Crowds flock to see glamorous Arazi

May 01, 1992|By Ross Peddicord | Ross Peddicord,Staff Writer

LOUISVILLE, Ky. -- Local residents are used to mob scenes at Kentucky Derby time.

But even the natives marveled yesterday when about 2,000 people, many of them the racing beautiful people, lined the rails of the backstretch at Churchill Downs at 9 a.m. Others stood four-deep near the finish line and parked along streets and peaked through the chain-link fence.

They were there to catch a glimpse of Arazi in his first, and only, speed work before tomorrow's big race.

"I've never seen anything like this, even in 1973 when Secretariat was here" said John Fililiatreau, who has covered 20 derbies and is now a writer for Louisville Magazine.

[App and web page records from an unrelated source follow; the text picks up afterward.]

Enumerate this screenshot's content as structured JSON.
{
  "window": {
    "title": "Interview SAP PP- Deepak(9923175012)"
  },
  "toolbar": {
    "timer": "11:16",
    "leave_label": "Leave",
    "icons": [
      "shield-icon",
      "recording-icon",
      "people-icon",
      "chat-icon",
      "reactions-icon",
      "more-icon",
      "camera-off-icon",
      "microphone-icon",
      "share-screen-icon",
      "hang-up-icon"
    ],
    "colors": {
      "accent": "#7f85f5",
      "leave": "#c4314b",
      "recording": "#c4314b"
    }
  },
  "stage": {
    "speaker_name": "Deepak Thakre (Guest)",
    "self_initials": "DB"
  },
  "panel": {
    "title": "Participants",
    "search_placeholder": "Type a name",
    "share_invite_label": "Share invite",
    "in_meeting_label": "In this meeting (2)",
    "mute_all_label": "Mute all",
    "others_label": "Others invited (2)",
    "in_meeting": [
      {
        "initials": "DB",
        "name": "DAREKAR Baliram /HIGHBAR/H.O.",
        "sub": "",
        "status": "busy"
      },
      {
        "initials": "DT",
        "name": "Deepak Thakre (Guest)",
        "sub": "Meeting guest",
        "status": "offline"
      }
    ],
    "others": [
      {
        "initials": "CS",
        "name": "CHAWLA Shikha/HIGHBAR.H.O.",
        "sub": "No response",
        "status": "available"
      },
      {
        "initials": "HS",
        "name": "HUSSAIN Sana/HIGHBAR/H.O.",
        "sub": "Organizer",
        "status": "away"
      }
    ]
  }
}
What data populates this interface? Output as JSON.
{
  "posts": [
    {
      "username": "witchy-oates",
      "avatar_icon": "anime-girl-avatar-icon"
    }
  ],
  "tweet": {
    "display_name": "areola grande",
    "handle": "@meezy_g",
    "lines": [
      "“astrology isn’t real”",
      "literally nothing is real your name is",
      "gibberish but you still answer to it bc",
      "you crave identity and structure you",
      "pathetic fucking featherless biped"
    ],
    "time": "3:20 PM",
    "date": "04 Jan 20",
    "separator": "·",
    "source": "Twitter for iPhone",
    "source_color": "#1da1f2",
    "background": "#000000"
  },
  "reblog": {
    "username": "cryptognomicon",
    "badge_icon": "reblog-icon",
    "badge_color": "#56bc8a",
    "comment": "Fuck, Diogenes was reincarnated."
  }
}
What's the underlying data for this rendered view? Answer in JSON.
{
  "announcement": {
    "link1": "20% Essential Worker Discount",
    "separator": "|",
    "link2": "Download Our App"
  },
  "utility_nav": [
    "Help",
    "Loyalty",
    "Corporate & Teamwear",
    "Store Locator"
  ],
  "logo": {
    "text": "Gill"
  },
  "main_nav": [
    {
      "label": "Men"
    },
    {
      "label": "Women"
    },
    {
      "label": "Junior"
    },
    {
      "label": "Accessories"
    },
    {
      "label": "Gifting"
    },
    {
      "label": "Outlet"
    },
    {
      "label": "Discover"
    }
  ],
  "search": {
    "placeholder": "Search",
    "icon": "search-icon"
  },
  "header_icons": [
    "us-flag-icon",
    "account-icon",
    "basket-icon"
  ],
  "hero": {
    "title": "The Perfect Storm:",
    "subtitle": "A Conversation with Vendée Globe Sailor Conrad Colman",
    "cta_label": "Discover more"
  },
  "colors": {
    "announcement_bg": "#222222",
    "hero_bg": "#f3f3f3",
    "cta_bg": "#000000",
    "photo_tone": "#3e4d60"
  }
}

"The best thing I like is the people lined up outside the fence," said Barry Weisbord, founder of the American Championship Racing Series. "It shows there are still people interested in racing and in horses."

The workout provided abundant drama.

Pat Valenzuela, the horse's Derby rider who has a quixotic reputation, fell off Arazi just moments after they set foot on the track.

The incident took place in the mile chute -- out of sight from most spectators -- when the horse wheeled.

Valenzuela landed on his feet, held onto the reins and quickly jumped back on.

"He did the same thing when I got on him before the Breeders' Cup last fall," Valenzuela said.

Francois Boutin, who the locals refer to as Frankie Bootin,' later said Arazi throws off all his jockeys.

Arazi first galloped a mile in company with his constant companion, 3-year-old Akiko.

Ted Carr, manager of Allen Paulson's Brookside Farm in Versailles, Ky., said Paulson also owns Akiko. Paulson is well-known as Arazi's co-owner.

"Akiko was the pacesetter for Arazi in the Prix Omnium [the French prep race won by Arazi]," Carr said. "Akiko is a homebred colt we raised and sired by Strawberry Road. He's a good allowance horse and might be stakes-quality if he ran in this country. But he's strictly used as Arazi's pony."

The horses came to a stop after their mile gallop, then walked up to the five-eighths pole and broke off with Akiko about two lengths in front.

By the time the horses reached the quarter pole, Arazi had caught Akiko and swept by him in the stretch.

Daily Racing Form clockers timed the five-eighths of a mile drill in 1 minute, 3 1/5 seconds, with the last quarter clocked in 24 1/5 seconds.

"At no time did I ask him to run," Valenzuela said. "There is no doubt in my mind that this horse will win the Kentucky Derby. Everyone else is running for second place. I am more confident now than when I rode Sunday Silence [and won in 1989]. Easy Goer was in that race. But there is no one like that to worry about this time."

Valenzuela took off his riding helmet and showed reporters a medal that he has attached to the hat for good luck. It's a likeness of Pope Paul VI "and was blessed by the Holy Father," he said.

After the workout, the Boutin camp was all smiles, including Anthony Stroud, the English racing manager for Sheik Mohammed bin Rashid al Maktoum's Darley Stud Management Co., which owns the other half of Arazi.

Stroud said a decision will be made within an hour after the Derby concerning the horse's next start.

There were reports from English journalists yesterday that Boutin has chartered a jet to return Arazi to Paris on Sunday morning.

Stroud would not confirm this, but Simon Cooper of the London-based International Racing Bureau said it's conceivable.

"They [Boutin and Sheik Mohammed] are not going to let Paulson keep this horse in this country like he did right after the Breeders' Cup," Cooper said. "Boutin wants him back in Paris and he wants him back there fast. But then again, it might end up in the hands of the lawyers."

Baltimore Sun Articles
|
|
|
Please note the green-lined linked article text has been applied commercially without any involvement from our newsroom editors, reporters or any other editorial staff.